One of my neighbors planted one arum bulb about 30 years ago. The entire neighborhood is infested with it now. It is impossible to kill. Round-up won't kill it. When you try to dig it up, you release all of the tiny bulblets attached to the big one, and you end up with 50 plants where you once had one. I haven't seen my azaleas bloom for years. The arum is taller than the azalea. The arum dies down in March, allowing me to reclaim my garden, but by then the azaleas are finished blooming. One of my neighbors kept mowing it for four years and finally killed it, but that's impossible to do if it's in your flower beds. Another neighbor actually sold his house to get away from it. Please use caution planting this, and make sure you really love it, because it might be the only thing in your garden after a while. It is certain to outlive all of us.
On Jul 30, 2004, CatskillKarma from West Kill, NY wrote:
My zone 4b/5a garden was too cold for it. I planted half a dozen bulbs in a sheltered shady area. The first year, only one came up. After that, none survived. I have grown other arums successfully in the same area, including black dragon and basic Jack-in-the-pulpit.
On Sep 22, 2001, Terry from Murfreesboro, TN (Zone 7a) wrote:
A good companion for hostas; when the hostas die back in the fall, Arum will produce leaves repeating the shape of the dormant hostas, and remain green all winter. Plants produce white spathes of flowers in late spring, then go dormant as the hostas re-emerge. The berries form after the flowering is completed, and remain to provide late spring interest.
Partial shade;average,well drained soil
with organic matter.
Plant in late summer or early fall.
Set the tubers into individual holes or
larger planting areas dug 2-3inches(5-7.5cm)
deep. Space the tubers 8-12inches(20-30cm)
apart.
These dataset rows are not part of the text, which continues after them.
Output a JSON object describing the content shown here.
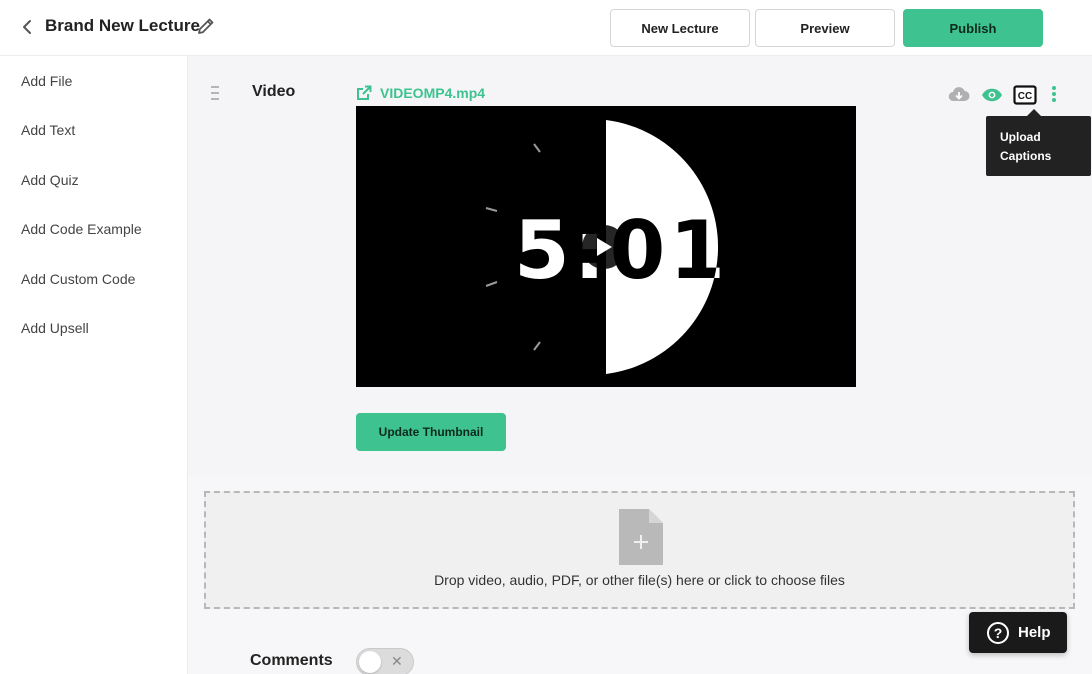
{
  "header": {
    "title": "Brand New Lecture",
    "new_lecture_label": "New Lecture",
    "preview_label": "Preview",
    "publish_label": "Publish"
  },
  "sidebar": {
    "items": [
      {
        "label": "Add File"
      },
      {
        "label": "Add Text"
      },
      {
        "label": "Add Quiz"
      },
      {
        "label": "Add Code Example"
      },
      {
        "label": "Add Custom Code"
      },
      {
        "label": "Add Upsell"
      }
    ]
  },
  "video_block": {
    "label": "Video",
    "file_name": "VIDEOMP4.mp4",
    "countdown_text": "5:01",
    "update_thumbnail_label": "Update Thumbnail",
    "tooltip": "Upload Captions",
    "cc_label": "CC"
  },
  "dropzone": {
    "text": "Drop video, audio, PDF, or other file(s) here or click to choose files"
  },
  "comments": {
    "label": "Comments",
    "enabled": false
  },
  "help": {
    "label": "Help"
  },
  "colors": {
    "accent": "#3ec28f",
    "dark": "#222222"
  },
  "icons": [
    "chevron-left-icon",
    "pencil-icon",
    "external-link-icon",
    "cloud-download-icon",
    "eye-icon",
    "closed-captions-icon",
    "more-vertical-icon",
    "file-add-icon",
    "question-circle-icon",
    "play-icon",
    "drag-handle-icon"
  ]
}
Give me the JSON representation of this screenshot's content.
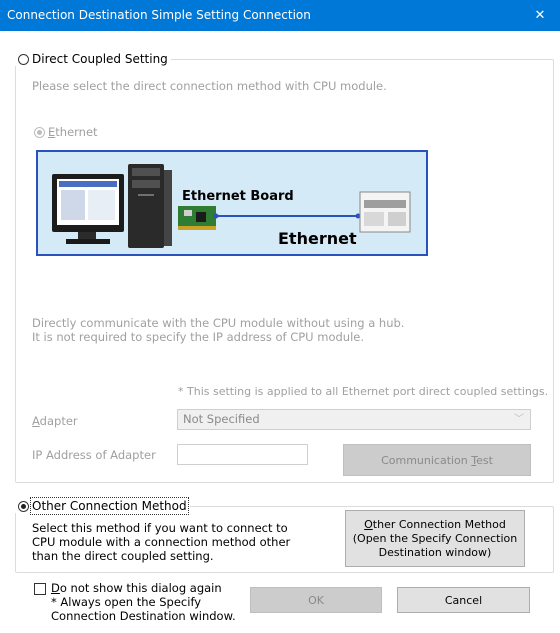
{
  "window": {
    "title": "Connection Destination Simple Setting Connection",
    "close_glyph": "✕"
  },
  "direct": {
    "legend": "Direct Coupled Setting",
    "prompt": "Please select the direct connection method with CPU module.",
    "ethernet_option": "Ethernet",
    "illustration": {
      "board_label": "Ethernet Board",
      "cable_label": "Ethernet"
    },
    "desc_line1": "Directly communicate with the CPU module without using a hub.",
    "desc_line2": "It is not required to specify the IP address of CPU module.",
    "note": "* This setting is applied to all Ethernet port direct coupled settings.",
    "adapter_label": "Adapter",
    "adapter_value": "Not Specified",
    "ip_label": "IP Address of Adapter",
    "ip_value": "",
    "comm_test_prefix": "Communication ",
    "comm_test_key": "T",
    "comm_test_suffix": "est"
  },
  "other": {
    "legend": "Other Connection Method",
    "desc_line1": "Select this method if you want to connect to",
    "desc_line2": "CPU module with a connection method other",
    "desc_line3": "than the direct coupled setting.",
    "button_line1_key": "O",
    "button_line1_rest": "ther Connection Method",
    "button_line2": "(Open the Specify Connection",
    "button_line3": "Destination window)"
  },
  "footer": {
    "checkbox_key": "D",
    "checkbox_rest": "o not show this dialog again",
    "checkbox_note1": "* Always open the Specify",
    "checkbox_note2": "Connection Destination window.",
    "ok_label": "OK",
    "cancel_label": "Cancel"
  },
  "colors": {
    "titlebar": "#0078d7",
    "illustration_border": "#2a52be",
    "illustration_bg": "#d4eaf6"
  }
}
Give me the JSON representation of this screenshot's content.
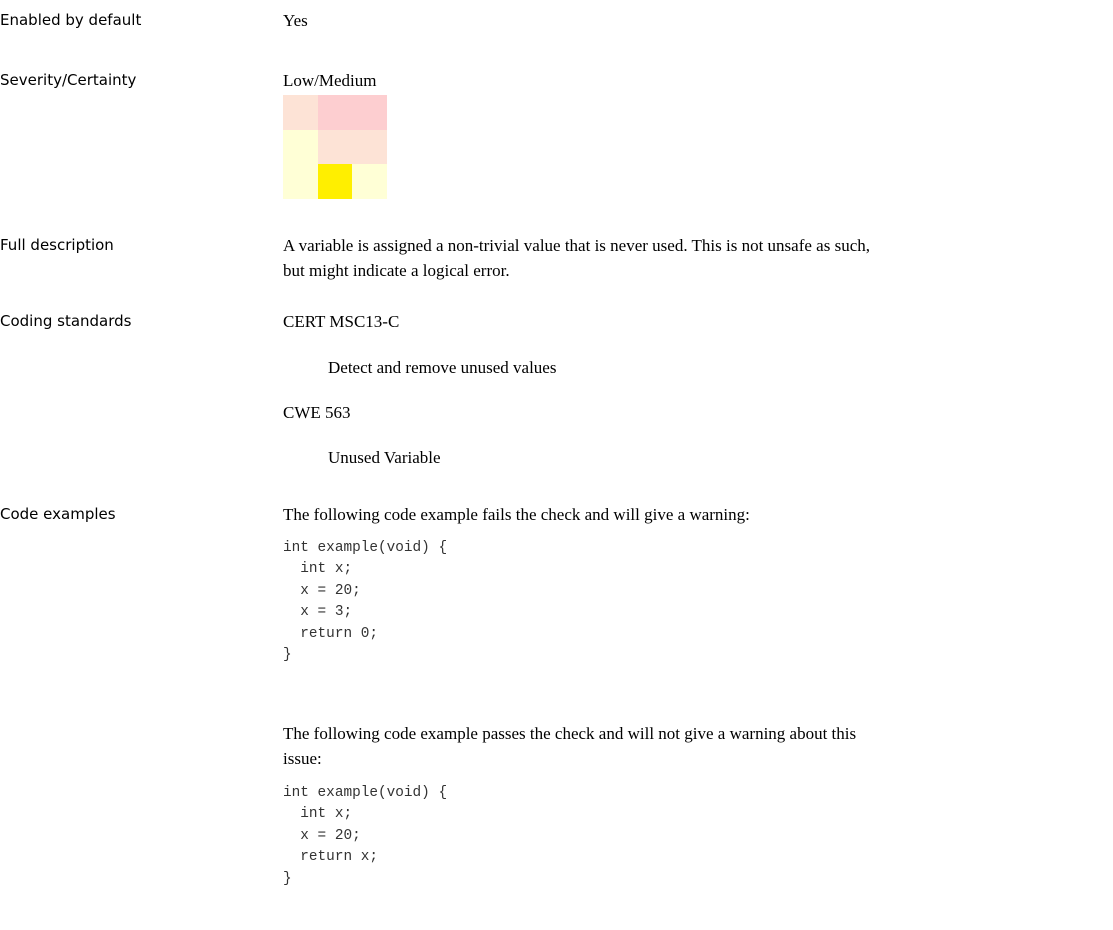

Keep the soil moist during leaf
growth and flowering.
Propagation:Divide in early fall;otherwise,
allow plants to form handsome clumps.
This plant has been said to grow in the following regions:
, (3 reports) Anniston, Alabama Smiths, Alabama Vincent, Alabama Garfield, Arkansas Carlotta, California Chico, California Clovis, California Encinitas, California Hoopa, California Lodi, California Menlo Park, California Merced, California Sacramento, California Santa Clara, California Santa Cruz, California Sonoma, California Ukiah, California Walnut Creek, California Clifton, Colorado Shelton, Connecticut Ashley, Illinois Chicago, Illinois Mackinaw, Illinois Peoria, Illinois Washington, Illinois Oak Park, Indiana Independence, Kansas Barbourville, Kentucky Minor Lane Heights, Kentucky Richmond, Kentucky Bossier City, Louisiana Adamstown, Maryland Baltimore, Maryland Fallston, Maryland Roslindale, Massachusetts South Deerfield, Massachusetts Royal Oak, Michigan Yale, Michigan Clinton, Mississippi Marietta, Mississippi Piedmont, Missouri Rock Hill, Missouri Omaha, Nebraska , New York (2 reports) Medina, New York Red Hook, New York Chapel Hill, North Carolina Elizabeth City, North Carolina Greensboro, North Carolina Raleigh, North Carolina (2 reports) Cleveland, Ohio (2 reports) Coshocton, Ohio Evendale, Ohio Fort Jennings, Ohio Fruit Hill, Ohio Glouster, Ohio Grove City, Ohio Owen Sound, Ontario Dallas, Oregon Gold Hill, Oregon Portland, Oregon (4 reports) Salem, Oregon Springfield, Oregon (2 reports) Allentown, Pennsylvania East Norriton, Pennsylvania Emmaus, Pennsylvania Laflin, Pennsylvania Willow Street, Pennsylvania Irwin, South Carolina Laurens, South Carolina Clarksville, Tennessee Manchester, Tennessee Memphis, Tennessee Austin, Texas Dallas, Texas (2 reports) Magna, Utah Arlington, Virginia Herndon, Virginia Leesburg, Virginia Locust Dale, Virginia Newport News, Virginia Bellevue, Washington Kalama, Washington Seattle, Washington Canvas, West Virginia